Position 2

Farmer easily defeated incumbent Allene Fewell by capturing 2,032 votes compared to Fewell's 426. Ian Maitland, who withdrew from the race and supported Farmer, earned 393 votes.

"I am honored that the citizens have elected me, it is quite an honor. I am just really looking forward to be working with the school district in this capacity," Farmer said Tuesday night.

Farmer is a self-employed business owner with three children in the school district. She is involved in the community as part of the Court-Appointed Special Advocates (CASA) Advisory Board working with children, vice president of the Parent-Teacher Organization at Azalea Middle School and Kalmiopsis Elementary and Azalea Court pageant director.

The Pilot's attempts to reach Fewell by Tuesday night were unsuccessful.

Position 4

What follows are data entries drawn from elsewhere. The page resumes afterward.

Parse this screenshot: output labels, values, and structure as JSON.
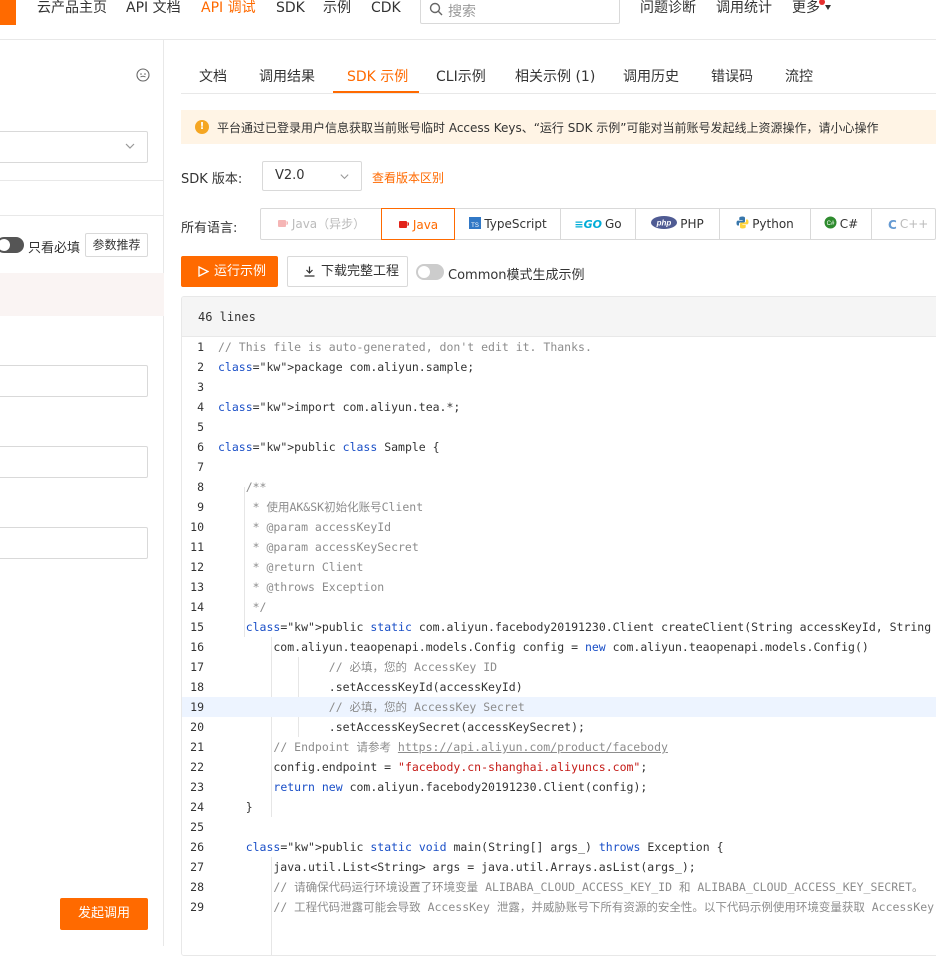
{
  "nav": {
    "items": [
      "云产品主页",
      "API 文档",
      "API 调试",
      "SDK",
      "示例",
      "CDK"
    ],
    "active": "API 调试",
    "search_placeholder": "搜索",
    "right_items": [
      "问题诊断",
      "调用统计",
      "更多"
    ]
  },
  "left": {
    "toggle_label": "只看必填",
    "param_button": "参数推荐",
    "invoke_button": "发起调用"
  },
  "tabs": [
    "文档",
    "调用结果",
    "SDK 示例",
    "CLI示例",
    "相关示例 (1)",
    "调用历史",
    "错误码",
    "流控"
  ],
  "active_tab": "SDK 示例",
  "notice": "平台通过已登录用户信息获取当前账号临时 Access Keys、“运行 SDK 示例”可能对当前账号发起线上资源操作，请小心操作",
  "sdk": {
    "label": "SDK 版本:",
    "version": "V2.0",
    "link": "查看版本区别"
  },
  "languages": {
    "label": "所有语言:",
    "items": [
      "Java（异步）",
      "Java",
      "TypeScript",
      "Go",
      "PHP",
      "Python",
      "C#",
      "C++"
    ],
    "active": "Java"
  },
  "actions": {
    "run": "运行示例",
    "download": "下载完整工程",
    "common_mode": "Common模式生成示例"
  },
  "code": {
    "header": "46 lines",
    "highlight_line": 19,
    "lines": [
      "// This file is auto-generated, don't edit it. Thanks.",
      "package com.aliyun.sample;",
      "",
      "import com.aliyun.tea.*;",
      "",
      "public class Sample {",
      "",
      "    /**",
      "     * 使用AK&SK初始化账号Client",
      "     * @param accessKeyId",
      "     * @param accessKeySecret",
      "     * @return Client",
      "     * @throws Exception",
      "     */",
      "    public static com.aliyun.facebody20191230.Client createClient(String accessKeyId, String accessKeySecret) throws Exception {",
      "        com.aliyun.teaopenapi.models.Config config = new com.aliyun.teaopenapi.models.Config()",
      "                // 必填，您的 AccessKey ID",
      "                .setAccessKeyId(accessKeyId)",
      "                // 必填，您的 AccessKey Secret",
      "                .setAccessKeySecret(accessKeySecret);",
      "        // Endpoint 请参考 https://api.aliyun.com/product/facebody",
      "        config.endpoint = \"facebody.cn-shanghai.aliyuncs.com\";",
      "        return new com.aliyun.facebody20191230.Client(config);",
      "    }",
      "",
      "    public static void main(String[] args_) throws Exception {",
      "        java.util.List<String> args = java.util.Arrays.asList(args_);",
      "        // 请确保代码运行环境设置了环境变量 ALIBABA_CLOUD_ACCESS_KEY_ID 和 ALIBABA_CLOUD_ACCESS_KEY_SECRET。",
      "        // 工程代码泄露可能会导致 AccessKey 泄露，并威胁账号下所有资源的安全性。以下代码示例使用环境变量获取 AccessKey 的方式进行调用，仅供参考，建议使用更安全的 STS 方式，更多鉴权访问方式请参见：https://help.aliyun.com/document_detail/378657.html"
    ]
  }
}
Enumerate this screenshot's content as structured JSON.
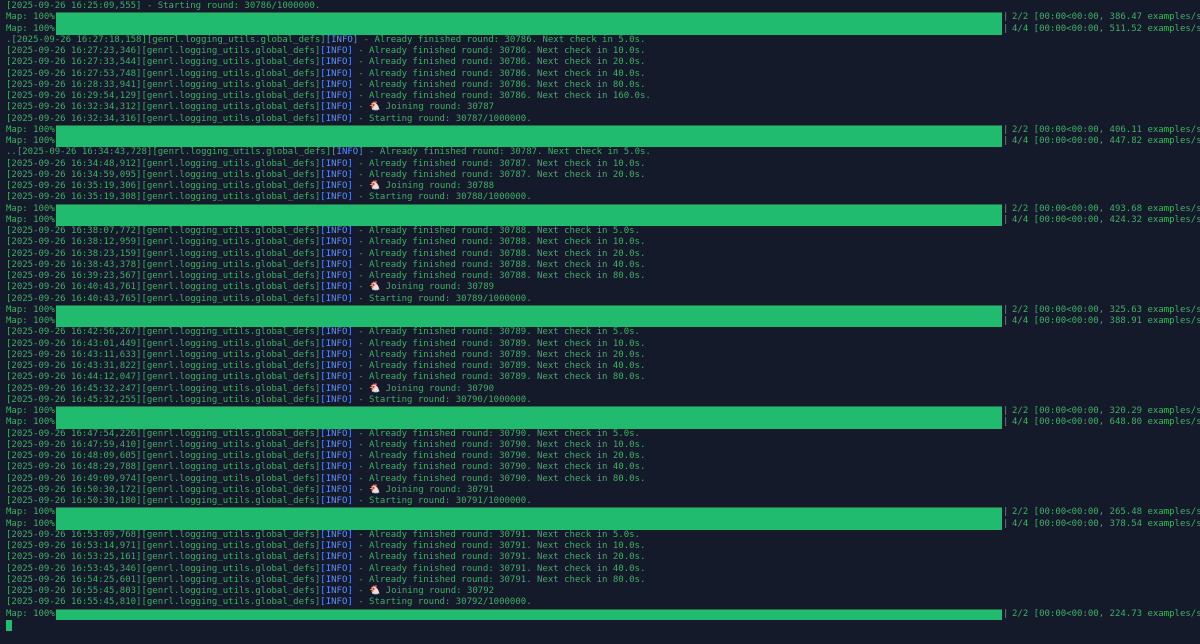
{
  "colors": {
    "background": "#141a2a",
    "text": "#3fae66",
    "tag": "#5b8cff",
    "bar": "#20bb6e"
  },
  "lines": [
    {
      "type": "log",
      "ts": "[2025-09-26 16:25:09,555]",
      "logger": "",
      "level": "",
      "msg": " - Starting round: 30786/1000000."
    },
    {
      "type": "map",
      "label": "Map: 100%|",
      "stats": "2/2 [00:00<00:00, 386.47 examples/s]",
      "first": true
    },
    {
      "type": "map",
      "label": "Map: 100%|",
      "stats": "4/4 [00:00<00:00, 511.52 examples/s]",
      "first": false
    },
    {
      "type": "log",
      "ts": ".[2025-09-26 16:27:18,158]",
      "logger": "[genrl.logging_utils.global_defs]",
      "level": "[INFO]",
      "msg": " - Already finished round: 30786. Next check in 5.0s."
    },
    {
      "type": "log",
      "ts": "[2025-09-26 16:27:23,346]",
      "logger": "[genrl.logging_utils.global_defs]",
      "level": "[INFO]",
      "msg": " - Already finished round: 30786. Next check in 10.0s."
    },
    {
      "type": "log",
      "ts": "[2025-09-26 16:27:33,544]",
      "logger": "[genrl.logging_utils.global_defs]",
      "level": "[INFO]",
      "msg": " - Already finished round: 30786. Next check in 20.0s."
    },
    {
      "type": "log",
      "ts": "[2025-09-26 16:27:53,748]",
      "logger": "[genrl.logging_utils.global_defs]",
      "level": "[INFO]",
      "msg": " - Already finished round: 30786. Next check in 40.0s."
    },
    {
      "type": "log",
      "ts": "[2025-09-26 16:28:33,941]",
      "logger": "[genrl.logging_utils.global_defs]",
      "level": "[INFO]",
      "msg": " - Already finished round: 30786. Next check in 80.0s."
    },
    {
      "type": "log",
      "ts": "[2025-09-26 16:29:54,129]",
      "logger": "[genrl.logging_utils.global_defs]",
      "level": "[INFO]",
      "msg": " - Already finished round: 30786. Next check in 160.0s."
    },
    {
      "type": "log",
      "ts": "[2025-09-26 16:32:34,312]",
      "logger": "[genrl.logging_utils.global_defs]",
      "level": "[INFO]",
      "msg": " - 🐔 Joining round: 30787"
    },
    {
      "type": "log",
      "ts": "[2025-09-26 16:32:34,316]",
      "logger": "[genrl.logging_utils.global_defs]",
      "level": "[INFO]",
      "msg": " - Starting round: 30787/1000000."
    },
    {
      "type": "map",
      "label": "Map: 100%|",
      "stats": "2/2 [00:00<00:00, 406.11 examples/s]",
      "first": true
    },
    {
      "type": "map",
      "label": "Map: 100%|",
      "stats": "4/4 [00:00<00:00, 447.82 examples/s]",
      "first": false
    },
    {
      "type": "log",
      "ts": "..[2025-09-26 16:34:43,728]",
      "logger": "[genrl.logging_utils.global_defs]",
      "level": "[INFO]",
      "msg": " - Already finished round: 30787. Next check in 5.0s."
    },
    {
      "type": "log",
      "ts": "[2025-09-26 16:34:48,912]",
      "logger": "[genrl.logging_utils.global_defs]",
      "level": "[INFO]",
      "msg": " - Already finished round: 30787. Next check in 10.0s."
    },
    {
      "type": "log",
      "ts": "[2025-09-26 16:34:59,095]",
      "logger": "[genrl.logging_utils.global_defs]",
      "level": "[INFO]",
      "msg": " - Already finished round: 30787. Next check in 20.0s."
    },
    {
      "type": "log",
      "ts": "[2025-09-26 16:35:19,306]",
      "logger": "[genrl.logging_utils.global_defs]",
      "level": "[INFO]",
      "msg": " - 🐔 Joining round: 30788"
    },
    {
      "type": "log",
      "ts": "[2025-09-26 16:35:19,308]",
      "logger": "[genrl.logging_utils.global_defs]",
      "level": "[INFO]",
      "msg": " - Starting round: 30788/1000000."
    },
    {
      "type": "map",
      "label": "Map: 100%|",
      "stats": "2/2 [00:00<00:00, 493.68 examples/s]",
      "first": true
    },
    {
      "type": "map",
      "label": "Map: 100%|",
      "stats": "4/4 [00:00<00:00, 424.32 examples/s]",
      "first": false
    },
    {
      "type": "log",
      "ts": "[2025-09-26 16:38:07,772]",
      "logger": "[genrl.logging_utils.global_defs]",
      "level": "[INFO]",
      "msg": " - Already finished round: 30788. Next check in 5.0s."
    },
    {
      "type": "log",
      "ts": "[2025-09-26 16:38:12,959]",
      "logger": "[genrl.logging_utils.global_defs]",
      "level": "[INFO]",
      "msg": " - Already finished round: 30788. Next check in 10.0s."
    },
    {
      "type": "log",
      "ts": "[2025-09-26 16:38:23,159]",
      "logger": "[genrl.logging_utils.global_defs]",
      "level": "[INFO]",
      "msg": " - Already finished round: 30788. Next check in 20.0s."
    },
    {
      "type": "log",
      "ts": "[2025-09-26 16:38:43,378]",
      "logger": "[genrl.logging_utils.global_defs]",
      "level": "[INFO]",
      "msg": " - Already finished round: 30788. Next check in 40.0s."
    },
    {
      "type": "log",
      "ts": "[2025-09-26 16:39:23,567]",
      "logger": "[genrl.logging_utils.global_defs]",
      "level": "[INFO]",
      "msg": " - Already finished round: 30788. Next check in 80.0s."
    },
    {
      "type": "log",
      "ts": "[2025-09-26 16:40:43,761]",
      "logger": "[genrl.logging_utils.global_defs]",
      "level": "[INFO]",
      "msg": " - 🐔 Joining round: 30789"
    },
    {
      "type": "log",
      "ts": "[2025-09-26 16:40:43,765]",
      "logger": "[genrl.logging_utils.global_defs]",
      "level": "[INFO]",
      "msg": " - Starting round: 30789/1000000."
    },
    {
      "type": "map",
      "label": "Map: 100%|",
      "stats": "2/2 [00:00<00:00, 325.63 examples/s]",
      "first": true
    },
    {
      "type": "map",
      "label": "Map: 100%|",
      "stats": "4/4 [00:00<00:00, 388.91 examples/s]",
      "first": false
    },
    {
      "type": "log",
      "ts": "[2025-09-26 16:42:56,267]",
      "logger": "[genrl.logging_utils.global_defs]",
      "level": "[INFO]",
      "msg": " - Already finished round: 30789. Next check in 5.0s."
    },
    {
      "type": "log",
      "ts": "[2025-09-26 16:43:01,449]",
      "logger": "[genrl.logging_utils.global_defs]",
      "level": "[INFO]",
      "msg": " - Already finished round: 30789. Next check in 10.0s."
    },
    {
      "type": "log",
      "ts": "[2025-09-26 16:43:11,633]",
      "logger": "[genrl.logging_utils.global_defs]",
      "level": "[INFO]",
      "msg": " - Already finished round: 30789. Next check in 20.0s."
    },
    {
      "type": "log",
      "ts": "[2025-09-26 16:43:31,822]",
      "logger": "[genrl.logging_utils.global_defs]",
      "level": "[INFO]",
      "msg": " - Already finished round: 30789. Next check in 40.0s."
    },
    {
      "type": "log",
      "ts": "[2025-09-26 16:44:12,047]",
      "logger": "[genrl.logging_utils.global_defs]",
      "level": "[INFO]",
      "msg": " - Already finished round: 30789. Next check in 80.0s."
    },
    {
      "type": "log",
      "ts": "[2025-09-26 16:45:32,247]",
      "logger": "[genrl.logging_utils.global_defs]",
      "level": "[INFO]",
      "msg": " - 🐔 Joining round: 30790"
    },
    {
      "type": "log",
      "ts": "[2025-09-26 16:45:32,255]",
      "logger": "[genrl.logging_utils.global_defs]",
      "level": "[INFO]",
      "msg": " - Starting round: 30790/1000000."
    },
    {
      "type": "map",
      "label": "Map: 100%|",
      "stats": "2/2 [00:00<00:00, 320.29 examples/s]",
      "first": true
    },
    {
      "type": "map",
      "label": "Map: 100%|",
      "stats": "4/4 [00:00<00:00, 648.80 examples/s]",
      "first": false
    },
    {
      "type": "log",
      "ts": "[2025-09-26 16:47:54,226]",
      "logger": "[genrl.logging_utils.global_defs]",
      "level": "[INFO]",
      "msg": " - Already finished round: 30790. Next check in 5.0s."
    },
    {
      "type": "log",
      "ts": "[2025-09-26 16:47:59,410]",
      "logger": "[genrl.logging_utils.global_defs]",
      "level": "[INFO]",
      "msg": " - Already finished round: 30790. Next check in 10.0s."
    },
    {
      "type": "log",
      "ts": "[2025-09-26 16:48:09,605]",
      "logger": "[genrl.logging_utils.global_defs]",
      "level": "[INFO]",
      "msg": " - Already finished round: 30790. Next check in 20.0s."
    },
    {
      "type": "log",
      "ts": "[2025-09-26 16:48:29,788]",
      "logger": "[genrl.logging_utils.global_defs]",
      "level": "[INFO]",
      "msg": " - Already finished round: 30790. Next check in 40.0s."
    },
    {
      "type": "log",
      "ts": "[2025-09-26 16:49:09,974]",
      "logger": "[genrl.logging_utils.global_defs]",
      "level": "[INFO]",
      "msg": " - Already finished round: 30790. Next check in 80.0s."
    },
    {
      "type": "log",
      "ts": "[2025-09-26 16:50:30,172]",
      "logger": "[genrl.logging_utils.global_defs]",
      "level": "[INFO]",
      "msg": " - 🐔 Joining round: 30791"
    },
    {
      "type": "log",
      "ts": "[2025-09-26 16:50:30,180]",
      "logger": "[genrl.logging_utils.global_defs]",
      "level": "[INFO]",
      "msg": " - Starting round: 30791/1000000."
    },
    {
      "type": "map",
      "label": "Map: 100%|",
      "stats": "2/2 [00:00<00:00, 265.48 examples/s]",
      "first": true
    },
    {
      "type": "map",
      "label": "Map: 100%|",
      "stats": "4/4 [00:00<00:00, 378.54 examples/s]",
      "first": false
    },
    {
      "type": "log",
      "ts": "[2025-09-26 16:53:09,768]",
      "logger": "[genrl.logging_utils.global_defs]",
      "level": "[INFO]",
      "msg": " - Already finished round: 30791. Next check in 5.0s."
    },
    {
      "type": "log",
      "ts": "[2025-09-26 16:53:14,971]",
      "logger": "[genrl.logging_utils.global_defs]",
      "level": "[INFO]",
      "msg": " - Already finished round: 30791. Next check in 10.0s."
    },
    {
      "type": "log",
      "ts": "[2025-09-26 16:53:25,161]",
      "logger": "[genrl.logging_utils.global_defs]",
      "level": "[INFO]",
      "msg": " - Already finished round: 30791. Next check in 20.0s."
    },
    {
      "type": "log",
      "ts": "[2025-09-26 16:53:45,346]",
      "logger": "[genrl.logging_utils.global_defs]",
      "level": "[INFO]",
      "msg": " - Already finished round: 30791. Next check in 40.0s."
    },
    {
      "type": "log",
      "ts": "[2025-09-26 16:54:25,601]",
      "logger": "[genrl.logging_utils.global_defs]",
      "level": "[INFO]",
      "msg": " - Already finished round: 30791. Next check in 80.0s."
    },
    {
      "type": "log",
      "ts": "[2025-09-26 16:55:45,803]",
      "logger": "[genrl.logging_utils.global_defs]",
      "level": "[INFO]",
      "msg": " - 🐔 Joining round: 30792"
    },
    {
      "type": "log",
      "ts": "[2025-09-26 16:55:45,810]",
      "logger": "[genrl.logging_utils.global_defs]",
      "level": "[INFO]",
      "msg": " - Starting round: 30792/1000000."
    },
    {
      "type": "map",
      "label": "Map: 100%|",
      "stats": "2/2 [00:00<00:00, 224.73 examples/s]",
      "first": true
    }
  ]
}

The race was close as of press time Tuesday, but Sue Chambers appeared to be leading Brad Peters by just over 100 votes.

"I look forward to working with the new board members and very much appreciate the confidence of the community," Chambers said Tuesday night. "I will do everything I can to improve the entire school experience for all of the students; hopefully raise test scores and graduation rates, and success on the sporting field and in the classroom, to make a positive successful experience all around."

Chambers is licensed in Oregon to substitute teach for grades kindergarten through 12, in all subjects. She served on the Brookings-Harbor School Board from 2005-09, has raised money for sports teams and academics at the high school, and is a five-year member of a philanthropic organization helping to raise scholarships for young women attending college.

The Pilot's attempts to contact Peters on Tuesday night were unsuccessful.

Position 5

Katherine Johnson was the clear winner, defeatingincumbent Carol Slewing by more than 400 votes and challenger Bruce Raleigh by a slightly larger margin.

"Thank you for the vote of confidence. I care very much about both the school district in term of the students and teachers, and the community. They are all so very important to me," Johnson said.

Johnson is currently a leadership and organizational consultant for the schools and ran for office because of how well the school district treated her child, who had special needs. She is a motivational speaker and lead mentor for the Friends of Rachel (FOR) Club at Azalea Middle School.

Bruce Raleigh knew when he ran that this would be a tough position to win, with three people splitting the votes. He wished Johnson luck with her term.

"I wish the best to those who did get elected and know that they have some work ahead of them," Raleigh said.